If you are 65 years or older during the year and receive RRIF income, you can split up to 50% of your RRIF income with your spouse. By reallocating your RRIF income to your lower income spouse, you are able to tax it in their hands at their lower marginal tax rate and reduce your family’s overall tax bill. Further, by reallocating your RRIF income, you may also avoid having your Old Age Security (OAS) or other income-tested government benefits reduced. To split the RRIF income, you and your spouse have to make a joint election on CRA Form T1032, Joint Election to Split Pension Income. The form must be signed and attached to both your and your spouse’s income tax returns.
When you allocate the RRIF income that was subject to withholding tax to your spouse, a proportionate amount of the withholding tax is also allocated to your spouse.
Pension income tax credit
If you are 65 years of age or older during the year and received RRIF income, you may be eligible for a federal pension income tax credit of up to $2,000. If you are currently receiving eligible pension income but your spouse is not, you may wish to allocate $2,000 of your pension income to your spouse. This will allow both you and your spouse to claim the pension income tax credit, if your spouse is also 65 years of age or older. If your spouse does not need to claim all of the credit in order to reduce their federal taxes to zero, they may transfer any unused amount to you, for you to claim on your tax return.
To learn more about using the Pension income tax credit, check out our article on it here!
Non-residents of Canada
If you are a non-resident of Canada, generally a withholding tax of 25% applies to your RRIF payment. This applies even if you only receive the minimum amount. The rate of withholding tax that applies may be lower if Canada has a tax treaty with the country where you are resident.
For many countries that have a tax treaty with Canada, including the United States, withdrawals from a RRIF are subject to a 15% non-resident withholding tax, provided payments are considered periodic payments. A RRIF payment would be considered periodic if the payments made during the calendar year are less than the greater of:
- Twice the minimum withdrawal required for the year; or
- 10% of the FMV of the RRIF at the beginning of the year.
A notable withholding tax exception is periodic RRIF payments made to residents of the United Kingdom (UK). There will be no withholding tax on the payments made from a RRIF during a calendar year to a resident of the UK, provided the withdrawal is less than the limits just mentioned. Payments and taxes withheld are reported to non-residents on an NR4 slip.

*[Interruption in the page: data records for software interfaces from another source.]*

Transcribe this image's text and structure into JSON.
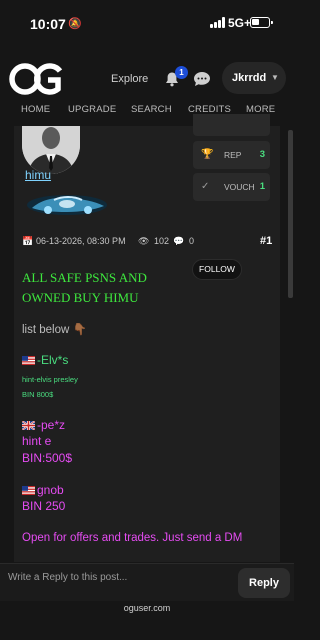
{
  "status_bar": {
    "time": "10:07",
    "network": "5G+"
  },
  "header": {
    "explore_label": "Explore",
    "notification_count": "1",
    "username": "Jkrrdd"
  },
  "nav": [
    "HOME",
    "UPGRADE",
    "SEARCH",
    "CREDITS",
    "MORE"
  ],
  "post": {
    "author": "himu",
    "stats": [
      {
        "label": "REP",
        "value": "3",
        "icon": "trophy-icon"
      },
      {
        "label": "VOUCH",
        "value": "1",
        "icon": "check-icon"
      }
    ],
    "date": "06-13-2026, 08:30 PM",
    "views": "102",
    "comments": "0",
    "number": "#1",
    "follow_label": "FOLLOW",
    "headline_1": "ALL SAFE PSNS AND",
    "headline_2": "OWNED BUY HIMU",
    "list_below": "list below 👇🏾",
    "item1_title": "-Elv*s",
    "item1_sub": "hint-elvis presley",
    "item1_bin": "BIN 800$",
    "item2_title": "-pe*z",
    "item2_hint": "hint e",
    "item2_bin": "BIN:500$",
    "item3_title": "gnob",
    "item3_bin": "BIN 250",
    "footer_line": "Open for offers and trades. Just send a DM"
  },
  "reply": {
    "placeholder": "Write a Reply to this post...",
    "button_label": "Reply"
  },
  "footer_domain": "oguser.com"
}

A RRIF provides you with maximum flexibility in planning for your retirement. Ensure that you have a good understanding of how RRIF withdrawals work to better plan for your retirement cash flow. If you have questions on any of the topics discussed in this article, please feel free to reach out to us or speak to your advisor.